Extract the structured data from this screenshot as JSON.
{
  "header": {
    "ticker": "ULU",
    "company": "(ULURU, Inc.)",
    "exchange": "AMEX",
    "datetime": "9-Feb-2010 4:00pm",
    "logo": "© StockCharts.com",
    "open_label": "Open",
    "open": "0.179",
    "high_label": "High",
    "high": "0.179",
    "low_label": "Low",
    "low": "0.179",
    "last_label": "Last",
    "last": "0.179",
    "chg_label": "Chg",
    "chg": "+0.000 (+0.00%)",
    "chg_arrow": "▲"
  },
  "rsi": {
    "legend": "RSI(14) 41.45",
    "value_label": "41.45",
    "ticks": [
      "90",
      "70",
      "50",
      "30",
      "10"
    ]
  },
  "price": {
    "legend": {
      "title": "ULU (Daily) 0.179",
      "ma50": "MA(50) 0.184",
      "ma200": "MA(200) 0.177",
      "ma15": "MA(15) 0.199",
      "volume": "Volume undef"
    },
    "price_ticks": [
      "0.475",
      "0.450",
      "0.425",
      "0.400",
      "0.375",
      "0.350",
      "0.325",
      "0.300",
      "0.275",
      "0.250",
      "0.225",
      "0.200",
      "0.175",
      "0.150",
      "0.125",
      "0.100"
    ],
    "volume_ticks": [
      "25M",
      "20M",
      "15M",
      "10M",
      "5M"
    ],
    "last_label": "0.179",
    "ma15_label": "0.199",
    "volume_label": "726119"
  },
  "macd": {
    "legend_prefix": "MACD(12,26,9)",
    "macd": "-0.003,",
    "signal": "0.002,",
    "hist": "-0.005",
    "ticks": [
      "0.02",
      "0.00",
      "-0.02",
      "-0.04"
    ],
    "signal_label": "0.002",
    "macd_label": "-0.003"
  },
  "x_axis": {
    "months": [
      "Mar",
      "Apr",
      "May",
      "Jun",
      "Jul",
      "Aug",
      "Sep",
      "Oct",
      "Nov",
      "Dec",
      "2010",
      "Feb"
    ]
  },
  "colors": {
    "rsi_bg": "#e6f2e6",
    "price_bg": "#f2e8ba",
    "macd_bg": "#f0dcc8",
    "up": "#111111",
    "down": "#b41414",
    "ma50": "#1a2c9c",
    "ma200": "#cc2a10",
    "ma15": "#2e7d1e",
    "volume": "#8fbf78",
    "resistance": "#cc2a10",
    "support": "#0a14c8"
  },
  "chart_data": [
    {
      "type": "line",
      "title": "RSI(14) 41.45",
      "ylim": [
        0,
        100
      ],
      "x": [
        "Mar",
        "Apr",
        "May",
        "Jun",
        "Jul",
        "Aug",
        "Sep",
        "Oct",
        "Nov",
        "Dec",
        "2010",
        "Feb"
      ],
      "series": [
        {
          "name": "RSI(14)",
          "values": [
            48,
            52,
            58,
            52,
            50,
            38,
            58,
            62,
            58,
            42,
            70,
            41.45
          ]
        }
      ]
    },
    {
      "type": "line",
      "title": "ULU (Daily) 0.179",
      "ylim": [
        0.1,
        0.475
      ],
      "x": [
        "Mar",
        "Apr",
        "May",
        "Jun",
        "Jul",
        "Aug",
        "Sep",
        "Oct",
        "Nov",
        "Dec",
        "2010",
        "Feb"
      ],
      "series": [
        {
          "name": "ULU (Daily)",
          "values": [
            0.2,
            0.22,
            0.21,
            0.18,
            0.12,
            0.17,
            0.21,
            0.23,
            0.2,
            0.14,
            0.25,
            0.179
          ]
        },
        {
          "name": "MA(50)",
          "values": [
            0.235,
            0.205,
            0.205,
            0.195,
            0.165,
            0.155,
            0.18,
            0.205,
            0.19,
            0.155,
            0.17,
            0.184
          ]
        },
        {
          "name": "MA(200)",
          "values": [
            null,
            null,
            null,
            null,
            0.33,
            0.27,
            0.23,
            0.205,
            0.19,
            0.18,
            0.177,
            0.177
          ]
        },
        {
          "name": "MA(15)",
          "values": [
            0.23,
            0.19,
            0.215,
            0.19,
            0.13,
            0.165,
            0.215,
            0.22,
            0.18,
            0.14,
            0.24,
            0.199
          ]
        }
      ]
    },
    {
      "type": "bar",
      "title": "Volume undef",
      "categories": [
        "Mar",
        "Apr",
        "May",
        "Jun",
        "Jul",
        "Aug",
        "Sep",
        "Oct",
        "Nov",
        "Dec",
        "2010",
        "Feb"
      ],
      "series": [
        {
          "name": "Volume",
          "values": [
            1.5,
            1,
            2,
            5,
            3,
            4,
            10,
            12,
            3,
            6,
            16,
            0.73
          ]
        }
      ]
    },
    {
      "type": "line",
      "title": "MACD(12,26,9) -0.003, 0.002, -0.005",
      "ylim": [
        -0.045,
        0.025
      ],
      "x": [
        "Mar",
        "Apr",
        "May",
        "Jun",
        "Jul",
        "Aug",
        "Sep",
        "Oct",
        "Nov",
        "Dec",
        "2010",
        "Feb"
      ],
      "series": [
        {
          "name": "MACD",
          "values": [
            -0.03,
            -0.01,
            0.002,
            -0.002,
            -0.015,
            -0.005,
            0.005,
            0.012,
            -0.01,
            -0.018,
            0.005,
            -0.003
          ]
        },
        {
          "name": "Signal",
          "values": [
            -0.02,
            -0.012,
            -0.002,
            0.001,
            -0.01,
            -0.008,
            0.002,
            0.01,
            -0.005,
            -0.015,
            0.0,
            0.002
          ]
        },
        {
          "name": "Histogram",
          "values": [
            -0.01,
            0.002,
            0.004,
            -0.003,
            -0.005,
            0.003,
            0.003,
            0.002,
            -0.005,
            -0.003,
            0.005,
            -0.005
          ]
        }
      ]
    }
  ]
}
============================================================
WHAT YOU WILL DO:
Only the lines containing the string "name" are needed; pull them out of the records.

WRITTEN SOLUTION:
          "name": "RSI(14)",
          "name": "ULU (Daily)",
          "name": "MA(50)",
          "name": "MA(200)",
          "name": "MA(15)",
          "name": "Volume",
          "name": "MACD",
          "name": "Signal",
          "name": "Histogram",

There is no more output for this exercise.